Quick Antibiotic Response Key to Containing Anthrax
A new probability study led by biostatistician Ron Brookmeyer, PhD, could provide an important tool for policymakers intent on containing a potential anthrax outbreak caused by bioterrorism.
The study reinforces hopes that the quick distribution of antibiotics will save lives.
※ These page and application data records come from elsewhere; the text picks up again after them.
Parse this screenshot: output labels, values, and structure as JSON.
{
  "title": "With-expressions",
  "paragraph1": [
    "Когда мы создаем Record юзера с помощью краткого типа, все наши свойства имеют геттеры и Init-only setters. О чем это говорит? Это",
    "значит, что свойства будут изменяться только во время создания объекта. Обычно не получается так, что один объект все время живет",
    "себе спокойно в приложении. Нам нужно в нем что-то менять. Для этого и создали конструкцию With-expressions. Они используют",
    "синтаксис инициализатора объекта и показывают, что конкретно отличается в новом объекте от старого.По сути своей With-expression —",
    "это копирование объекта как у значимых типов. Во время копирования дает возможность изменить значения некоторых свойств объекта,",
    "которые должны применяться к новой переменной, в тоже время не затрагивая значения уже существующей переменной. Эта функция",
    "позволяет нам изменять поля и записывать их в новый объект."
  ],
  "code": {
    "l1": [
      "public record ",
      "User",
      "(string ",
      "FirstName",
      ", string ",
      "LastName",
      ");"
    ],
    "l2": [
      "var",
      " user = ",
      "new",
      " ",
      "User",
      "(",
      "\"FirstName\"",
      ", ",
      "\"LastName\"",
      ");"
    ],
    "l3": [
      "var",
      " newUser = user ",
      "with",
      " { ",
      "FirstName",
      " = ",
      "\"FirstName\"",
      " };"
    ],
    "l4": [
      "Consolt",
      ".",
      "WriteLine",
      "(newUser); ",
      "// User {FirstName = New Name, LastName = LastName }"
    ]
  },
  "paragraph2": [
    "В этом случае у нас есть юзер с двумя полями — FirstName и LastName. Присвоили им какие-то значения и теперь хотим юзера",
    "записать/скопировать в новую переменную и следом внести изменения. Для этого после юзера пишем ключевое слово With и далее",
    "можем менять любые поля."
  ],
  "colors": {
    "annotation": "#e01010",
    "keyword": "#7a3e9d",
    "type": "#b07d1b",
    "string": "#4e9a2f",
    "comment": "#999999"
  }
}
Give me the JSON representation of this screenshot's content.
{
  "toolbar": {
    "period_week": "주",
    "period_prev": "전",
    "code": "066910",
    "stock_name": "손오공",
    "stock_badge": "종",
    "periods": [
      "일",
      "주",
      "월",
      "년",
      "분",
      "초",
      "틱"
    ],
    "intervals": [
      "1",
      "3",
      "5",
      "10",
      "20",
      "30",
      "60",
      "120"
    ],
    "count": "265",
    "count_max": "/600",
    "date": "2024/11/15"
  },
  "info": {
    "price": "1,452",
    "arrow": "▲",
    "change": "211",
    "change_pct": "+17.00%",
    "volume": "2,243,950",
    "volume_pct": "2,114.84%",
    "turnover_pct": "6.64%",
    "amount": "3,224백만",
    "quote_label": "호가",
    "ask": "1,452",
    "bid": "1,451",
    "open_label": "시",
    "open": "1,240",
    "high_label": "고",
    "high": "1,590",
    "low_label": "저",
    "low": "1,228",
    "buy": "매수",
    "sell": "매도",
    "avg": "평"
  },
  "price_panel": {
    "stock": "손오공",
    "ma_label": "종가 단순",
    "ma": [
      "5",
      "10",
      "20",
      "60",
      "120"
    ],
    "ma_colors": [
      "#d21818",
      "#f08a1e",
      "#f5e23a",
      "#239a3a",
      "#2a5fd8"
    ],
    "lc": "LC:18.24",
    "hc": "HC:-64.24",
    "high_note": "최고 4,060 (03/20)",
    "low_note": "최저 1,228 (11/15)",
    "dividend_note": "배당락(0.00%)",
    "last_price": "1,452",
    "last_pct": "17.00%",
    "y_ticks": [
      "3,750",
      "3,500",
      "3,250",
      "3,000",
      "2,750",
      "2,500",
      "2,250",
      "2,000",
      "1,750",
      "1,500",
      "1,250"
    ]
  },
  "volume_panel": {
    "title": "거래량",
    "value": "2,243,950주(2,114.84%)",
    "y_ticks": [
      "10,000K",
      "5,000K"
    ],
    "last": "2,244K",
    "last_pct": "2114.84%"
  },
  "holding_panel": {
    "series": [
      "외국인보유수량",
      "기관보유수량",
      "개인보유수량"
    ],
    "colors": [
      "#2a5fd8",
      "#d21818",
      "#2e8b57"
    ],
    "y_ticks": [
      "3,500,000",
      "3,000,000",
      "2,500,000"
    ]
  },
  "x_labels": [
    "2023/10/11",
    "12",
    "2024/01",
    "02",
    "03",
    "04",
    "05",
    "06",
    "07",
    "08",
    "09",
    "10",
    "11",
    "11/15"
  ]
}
Brookmeyer’s study, which appeared in the December 16, 2004, edition of Nature, found that about 70 percent of anthrax cases could be prevented if antibiotics were distributed within six days after exposure and patients took them for 60 days. (In 2001, some postal workers did not begin taking antibiotics until nine days after exposure.) “Our study highlights the need for rapid distribution of antibiotics to minimize casualties from an anthrax outbreak,” Brookmeyer says.
“But a long course of antibiotics is not ideal,” he continues, noting that his team further found that “a new improved anthrax vaccine could be especially helpful in reducing the duration of antibiotic treatments.” The current licensed anthrax vaccine requires six doses over an 18-month period to provide immunity—a regimen fewer than half of those in 2001 completed.